Imperial Oil CEO slams Alberta curtailments as Kenney seeks to end intervention

Interview with Exxon Mobil Gas & Power Marketing chairman Brad Corson. St. George's Building, Central. 11 April 2006. (Photo by David Wong/South China Morning Post via Getty Images)

Imperial Oil’s (IMO.TO) new chief executive officer is encouraged by the Alberta premier’s intention to wind down its oil curtailment program before the year’s end. But Brad Corson vows the company’s $2.6-billion Aspen oilsands project will remain “off the table” until that happens. 

Corson assumed the top job at Imperial on Jan. 1, replacing Rich Kruger, who served as chief executive at the Calgary-based energy producer since 2013. Like his predecessor, Corson is a vocal opponent of Alberta’s government-imposed limits on oil production. 

“Obviously we continue to be disappointed by the ongoing curtailments that exist. We certainly want to see that eliminated,” he told analysts on a conference call following the release of the company’s fourth quarter financial results.

Imperial cited “uncertainty stemming from the Alberta government intervention and other industry competitiveness challenges,” last March when it announced it would sideline development at its Aspen oilsands project in Northern Alberta. 

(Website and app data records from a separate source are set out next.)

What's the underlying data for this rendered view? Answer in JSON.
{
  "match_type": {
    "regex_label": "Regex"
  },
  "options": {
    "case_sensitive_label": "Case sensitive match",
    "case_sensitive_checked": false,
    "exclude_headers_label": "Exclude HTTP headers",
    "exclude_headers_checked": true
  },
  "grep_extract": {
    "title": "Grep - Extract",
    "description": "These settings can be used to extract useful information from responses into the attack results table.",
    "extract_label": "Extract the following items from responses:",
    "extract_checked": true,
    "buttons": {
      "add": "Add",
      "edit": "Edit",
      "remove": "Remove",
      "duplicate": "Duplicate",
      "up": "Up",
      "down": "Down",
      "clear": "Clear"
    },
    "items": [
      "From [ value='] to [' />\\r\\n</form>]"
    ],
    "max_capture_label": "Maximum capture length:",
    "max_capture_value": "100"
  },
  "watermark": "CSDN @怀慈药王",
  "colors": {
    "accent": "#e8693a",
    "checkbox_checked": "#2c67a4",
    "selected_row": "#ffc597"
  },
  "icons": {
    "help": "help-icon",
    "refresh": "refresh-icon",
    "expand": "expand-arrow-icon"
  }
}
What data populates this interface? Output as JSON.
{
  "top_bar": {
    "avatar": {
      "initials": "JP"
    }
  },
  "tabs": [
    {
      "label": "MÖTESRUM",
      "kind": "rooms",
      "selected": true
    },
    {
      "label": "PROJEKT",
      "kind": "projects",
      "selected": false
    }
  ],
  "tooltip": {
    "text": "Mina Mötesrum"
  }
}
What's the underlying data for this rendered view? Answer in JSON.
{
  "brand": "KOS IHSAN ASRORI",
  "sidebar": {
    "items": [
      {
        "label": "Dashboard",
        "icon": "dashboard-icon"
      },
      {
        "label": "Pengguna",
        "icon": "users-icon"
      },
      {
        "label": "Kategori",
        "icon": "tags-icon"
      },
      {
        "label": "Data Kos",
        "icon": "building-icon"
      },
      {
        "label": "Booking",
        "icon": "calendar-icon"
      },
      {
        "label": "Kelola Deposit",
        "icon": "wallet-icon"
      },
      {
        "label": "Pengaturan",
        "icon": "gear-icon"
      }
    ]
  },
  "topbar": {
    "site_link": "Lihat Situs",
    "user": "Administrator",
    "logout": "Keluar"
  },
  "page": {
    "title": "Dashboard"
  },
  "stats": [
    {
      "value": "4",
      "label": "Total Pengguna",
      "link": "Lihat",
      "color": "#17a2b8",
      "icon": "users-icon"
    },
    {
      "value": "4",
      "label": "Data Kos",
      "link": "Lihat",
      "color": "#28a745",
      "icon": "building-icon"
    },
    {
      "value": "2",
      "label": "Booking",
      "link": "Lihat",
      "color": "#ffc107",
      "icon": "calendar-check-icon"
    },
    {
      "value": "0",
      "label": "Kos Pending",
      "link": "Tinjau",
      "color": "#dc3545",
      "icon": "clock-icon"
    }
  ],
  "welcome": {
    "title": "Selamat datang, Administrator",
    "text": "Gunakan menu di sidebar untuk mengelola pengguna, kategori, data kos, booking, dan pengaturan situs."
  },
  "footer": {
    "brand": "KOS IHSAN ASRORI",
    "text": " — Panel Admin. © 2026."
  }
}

Corson said those concerns persist, even as the province eases the curtailments and gives new exemptions for oil shipped by rail. He said while those concessions offer “some flexibility” for the industry to increase production, the move does not impact the company’s stance on Aspen’s development. 

Aspen was first announced in November 2018. Imperial said the project would create 700 jobs during construction, 200 jobs during operation, and produce 75,000 barrels of bitumen per day. The company projected the Alberta government would receive $10 billion in royalty revenue and the federal government would receive more than $4 billion in royalty revenue over the life of the project. 

“While curtailment continues, there continues to be uncertainty around long term investment economics and the ability to get product out of Alberta and maximize the value of our production,” said Corson. “While curtailment exists, we've said Aspen is off the table. I don't see that changing.”

Earlier this month, Alberta Premier Jason Kenney said he sees “no realistic scenario” that would extend curtailment into 2021.

“I'm encouraged by the comments that the Alberta government has made where they indicated that they would expect curtailment to be eliminated by the end of the year,” Corson said.